Let’s say you made $30,000 overall on the deal.  Here’s one positive way to use that money:

Reinvest.   Reinvestment will continue to bring income, but you will also want to pyramid your income. For example: if your first property made $30,000 overall and you received $5,000 in an up front option fee, now you’re going to want to look for 2-3 new properties, probably with the same profit ranges. You’ll need money up front to pay your option fee to the seller, even though you will reimburse yourself later with the option fees from the buyer. Also, the properties may need repairs that will also need to come out of your pocket up front, so you need to have the funds available from the previous sale. During this time you will probably still be keeping your day job just to keep enough cash flowing in while you are building your new business.  Reinvesting also doesn’t just mean pouring money into new properties.  It can also mean purchasing new office equipment, software or anything else you need to continue to build your business.  Maybe it’s time you trashed that clunker computer and got one that was made in the 21st century, install a 2nd phone line or get bookkeeping software.  I cannot stress enough: be prepared for your future!

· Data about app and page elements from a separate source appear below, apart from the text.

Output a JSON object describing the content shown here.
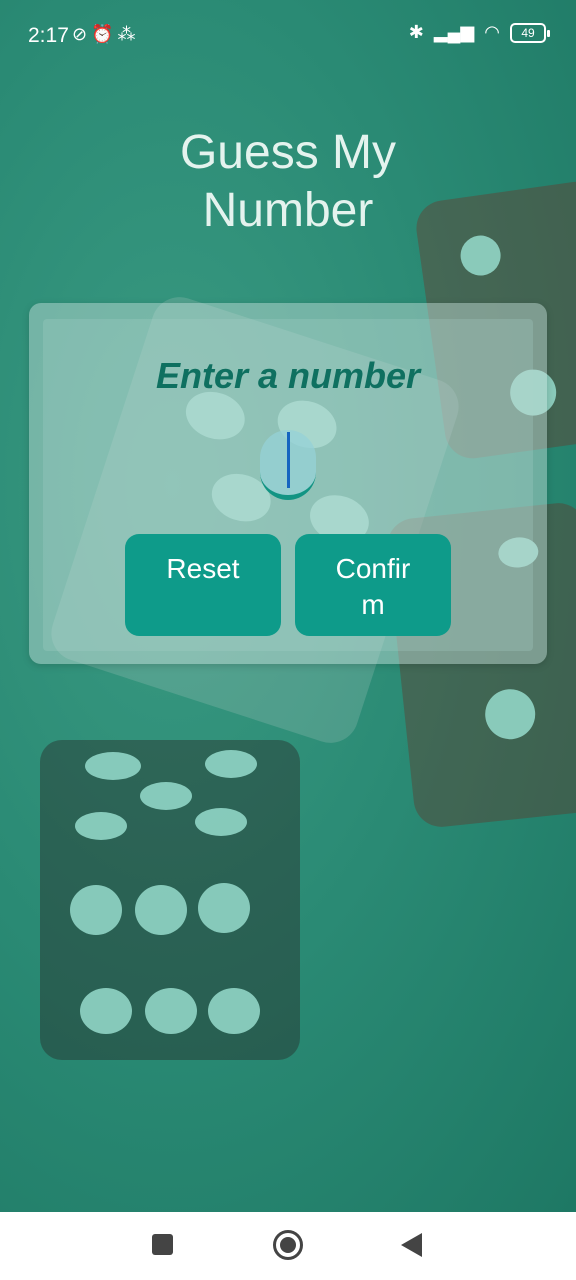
{
  "status_bar": {
    "time": "2:17",
    "left_icons": [
      "vibrate-off-icon",
      "alarm-icon",
      "signal-extra-icon"
    ],
    "right_icons": [
      "bluetooth-icon",
      "cellular-signal-icon",
      "wifi-icon"
    ],
    "battery": "49"
  },
  "app": {
    "title_line1": "Guess My",
    "title_line2": "Number",
    "prompt": "Enter a number",
    "input_value": "",
    "reset_label": "Reset",
    "confirm_label": "Confirm"
  },
  "nav_bar": {
    "icons": [
      "recent-apps-icon",
      "home-icon",
      "back-icon"
    ]
  },
  "colors": {
    "background": "#2a8a74",
    "accent": "#0e9b8a",
    "prompt_text": "#0f7060",
    "title_text": "#e4f3ee"
  }
}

At this time my average deal is $40,000 in profit for a sandwich lease option. Lease options typically turn over every 18-24 months.  Depending on what part of the country you reside in the profit range will vary from $20,000 – $120,000 (Midwest to Northern California).  You decide how much you need to make, and then you will know how many homes you need to lease option. Not only can lease options set you up to live today, but they can set you up for Future Financial Freedom and retirement.   Just sit back and

Wendy’s Ethics Rule
Don’t do lease purchases if you don’t intend to follow through on the transaction.  Do what you say you will do and when you say you will do it.  Help keep real estate investing an honest profession.

imagine…how would it feel to be completely debt free? Real estate is the vehicle that can allow you to achieve just that.